In a new interview with Rolling Stone, Charli XCX addressed the backlash behind “Girls,” her collab single with Rita Ora, Bebe Rexha, and Cardi B.
When “Girls” dropped earlier this month, artists like Kehlani and Hayley Kiyoko were quick to accuse Ora and her collaborators of queer-baiting. “I don’t need to drink wine to kiss girls,” Kiyoko, who identifies as a lesbian, wrote on Twitter, alluding to the track’s lyrics. “I’ve loved women my entire life.”
Real talk pic.twitter.com/9EbZd5dYZq
— Hayley Kiyoko (@HayleyKiyoko) May 11, 2018
Ora has since apologized publicly for the divisive lyrics—and outed herself in the process, stating that she’s had relationships with both men and women. “’Girls’ was written to represent my truth,” she wrote on Twitter. “I am sorry [if] how I expressed myself in my song has hurt anyone.”
So I’m driving back from Soundcheck and I nearly choked on my sandwich I saw this HUGE poster I had to stop the car and take a picture! I’m performing GIRLS tonight LIVE for the first time on TV for @germanysnexttopmodel Final alongside one of my absolute favourites @shawnmendes I’m so excited!! And Congrats to all the finalists for getting this FAR! See you tonight I’m on at 10pm!!
Charli XCX, a longtime friend of Ora, decided to address the backlash, too.
“I know that Rita’s had extremely meaningful relationships with both men and women,” the British singer told Rolling Stone. “She really does have every right to tell her story because she’s not doing it from an exploitative viewpoint: she’s been with women and had relationships with women. She’s had relationships with men, too. I don’t understand why her story is less valid than anybody else’s.”
Charlie XCX says Ora felt pressured to out herself amid the controversy. Now, both hope the track can serve as a learning experience, both for LGBT people and allies:

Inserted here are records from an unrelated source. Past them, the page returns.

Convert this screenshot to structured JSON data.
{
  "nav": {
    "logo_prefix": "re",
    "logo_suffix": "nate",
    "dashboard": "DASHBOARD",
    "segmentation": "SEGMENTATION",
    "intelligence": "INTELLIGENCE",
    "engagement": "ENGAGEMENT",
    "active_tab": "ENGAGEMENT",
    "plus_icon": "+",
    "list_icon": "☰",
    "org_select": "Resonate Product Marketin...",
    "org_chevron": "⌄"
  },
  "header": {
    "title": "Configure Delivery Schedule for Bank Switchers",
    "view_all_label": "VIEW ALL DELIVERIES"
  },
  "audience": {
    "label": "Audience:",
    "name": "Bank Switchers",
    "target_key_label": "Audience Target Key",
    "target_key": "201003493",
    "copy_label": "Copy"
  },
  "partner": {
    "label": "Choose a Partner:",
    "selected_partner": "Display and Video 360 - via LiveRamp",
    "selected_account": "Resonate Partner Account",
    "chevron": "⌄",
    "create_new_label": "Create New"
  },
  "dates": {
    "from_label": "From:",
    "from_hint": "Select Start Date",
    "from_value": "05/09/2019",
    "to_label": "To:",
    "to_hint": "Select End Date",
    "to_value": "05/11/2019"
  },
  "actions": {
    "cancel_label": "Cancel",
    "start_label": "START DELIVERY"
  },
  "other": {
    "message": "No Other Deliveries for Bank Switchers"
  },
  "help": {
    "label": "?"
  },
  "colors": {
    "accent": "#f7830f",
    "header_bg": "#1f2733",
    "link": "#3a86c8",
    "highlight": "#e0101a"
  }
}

I think… we can all learn from this conversation. It would be great to continue this dialogue in a positive way—not in an attacking way—so that people can learn about people’s feelings, about people’s sexualities and viewpoints. We can learn to not judge people before we get all the information. We can learn how certain words might make certain communities sad or upset.